Using administrative data from a large public university, we show that male students are 18.6 percent more likely than female students to receive favorable grade changes made by instructors. Surveys of students and instructors reveal that regrade requests are prevalent and that male students are more likely to ask for regrades on the intensive margin. We corroborate the gender differences in regrade requests in an incentivized controlled experiment: we find that males have a higher willingness to pay to ask for regrades. Almost a third of the gender difference is due to gender differences in beliefs and the Big Five traits.
Li, Cher Hsuehhsiang, and Basit Zafar.
"Ask and You Shall Receive? Gender Differences in Regrades in College."
American Economic Journal: Economic Policy,
Asymmetric and Private Information; Mechanism Design
Micro-Based Behavioral Economics: Role and Effects of Psychological, Emotional, Social, and Cognitive Factors on Decision Making

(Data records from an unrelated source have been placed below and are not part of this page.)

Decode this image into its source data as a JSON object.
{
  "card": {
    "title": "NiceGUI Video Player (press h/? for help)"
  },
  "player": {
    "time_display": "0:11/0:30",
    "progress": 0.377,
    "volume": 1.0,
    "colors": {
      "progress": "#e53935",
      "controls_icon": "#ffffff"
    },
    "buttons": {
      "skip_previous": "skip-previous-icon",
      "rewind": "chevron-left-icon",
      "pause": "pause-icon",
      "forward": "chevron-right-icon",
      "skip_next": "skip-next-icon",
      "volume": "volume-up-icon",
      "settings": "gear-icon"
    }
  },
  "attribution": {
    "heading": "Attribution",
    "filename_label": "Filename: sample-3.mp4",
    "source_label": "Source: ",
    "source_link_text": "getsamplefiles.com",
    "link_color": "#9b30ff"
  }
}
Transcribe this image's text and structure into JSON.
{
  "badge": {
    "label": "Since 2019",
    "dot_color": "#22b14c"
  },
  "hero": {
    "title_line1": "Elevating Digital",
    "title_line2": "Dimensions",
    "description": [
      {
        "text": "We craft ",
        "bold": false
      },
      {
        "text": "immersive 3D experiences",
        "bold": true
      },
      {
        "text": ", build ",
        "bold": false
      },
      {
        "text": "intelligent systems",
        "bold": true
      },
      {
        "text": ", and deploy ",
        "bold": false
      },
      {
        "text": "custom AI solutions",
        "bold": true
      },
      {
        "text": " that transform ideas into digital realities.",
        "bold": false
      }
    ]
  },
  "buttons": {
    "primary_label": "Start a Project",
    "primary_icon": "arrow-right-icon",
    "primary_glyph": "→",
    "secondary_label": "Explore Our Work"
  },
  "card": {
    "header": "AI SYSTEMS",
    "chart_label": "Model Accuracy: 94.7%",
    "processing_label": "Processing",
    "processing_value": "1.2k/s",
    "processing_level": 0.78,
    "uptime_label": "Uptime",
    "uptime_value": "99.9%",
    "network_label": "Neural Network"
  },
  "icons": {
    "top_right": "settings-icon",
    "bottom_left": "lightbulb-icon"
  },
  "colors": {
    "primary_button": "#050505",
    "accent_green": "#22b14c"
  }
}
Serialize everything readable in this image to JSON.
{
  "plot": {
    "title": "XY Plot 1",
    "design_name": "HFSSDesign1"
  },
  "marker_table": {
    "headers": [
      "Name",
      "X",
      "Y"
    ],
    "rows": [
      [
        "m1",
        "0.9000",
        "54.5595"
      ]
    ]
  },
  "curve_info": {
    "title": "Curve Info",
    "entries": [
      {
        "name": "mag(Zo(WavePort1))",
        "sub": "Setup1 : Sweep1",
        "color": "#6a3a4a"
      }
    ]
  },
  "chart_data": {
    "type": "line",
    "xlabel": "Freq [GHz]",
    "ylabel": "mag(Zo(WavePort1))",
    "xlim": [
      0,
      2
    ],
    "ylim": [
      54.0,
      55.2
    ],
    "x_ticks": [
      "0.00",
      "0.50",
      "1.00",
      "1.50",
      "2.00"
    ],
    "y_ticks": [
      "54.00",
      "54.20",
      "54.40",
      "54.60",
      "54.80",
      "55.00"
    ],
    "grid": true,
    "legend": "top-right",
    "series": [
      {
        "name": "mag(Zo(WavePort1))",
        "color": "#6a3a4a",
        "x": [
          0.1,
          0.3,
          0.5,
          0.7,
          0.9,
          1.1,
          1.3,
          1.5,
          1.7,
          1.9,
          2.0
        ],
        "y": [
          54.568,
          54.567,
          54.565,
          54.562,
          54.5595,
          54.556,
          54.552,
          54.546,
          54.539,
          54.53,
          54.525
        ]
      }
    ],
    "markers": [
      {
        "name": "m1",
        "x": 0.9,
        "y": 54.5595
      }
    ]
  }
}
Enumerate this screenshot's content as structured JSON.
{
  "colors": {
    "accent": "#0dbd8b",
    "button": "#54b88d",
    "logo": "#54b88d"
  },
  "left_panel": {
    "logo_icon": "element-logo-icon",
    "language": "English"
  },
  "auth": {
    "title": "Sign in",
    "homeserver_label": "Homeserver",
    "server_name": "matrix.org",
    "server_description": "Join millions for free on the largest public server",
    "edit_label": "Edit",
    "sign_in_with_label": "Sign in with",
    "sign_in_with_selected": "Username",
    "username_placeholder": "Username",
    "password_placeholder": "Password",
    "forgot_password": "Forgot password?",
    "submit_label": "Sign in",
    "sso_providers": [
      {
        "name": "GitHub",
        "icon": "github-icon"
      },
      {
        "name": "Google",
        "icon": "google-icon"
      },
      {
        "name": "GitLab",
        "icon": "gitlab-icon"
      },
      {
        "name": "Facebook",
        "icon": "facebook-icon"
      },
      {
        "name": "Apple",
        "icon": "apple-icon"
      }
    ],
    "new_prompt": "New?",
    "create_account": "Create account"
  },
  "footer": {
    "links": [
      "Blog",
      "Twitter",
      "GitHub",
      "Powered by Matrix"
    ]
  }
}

Higher Education; Research Institutions
Economics of Gender; Non-labor Discrimination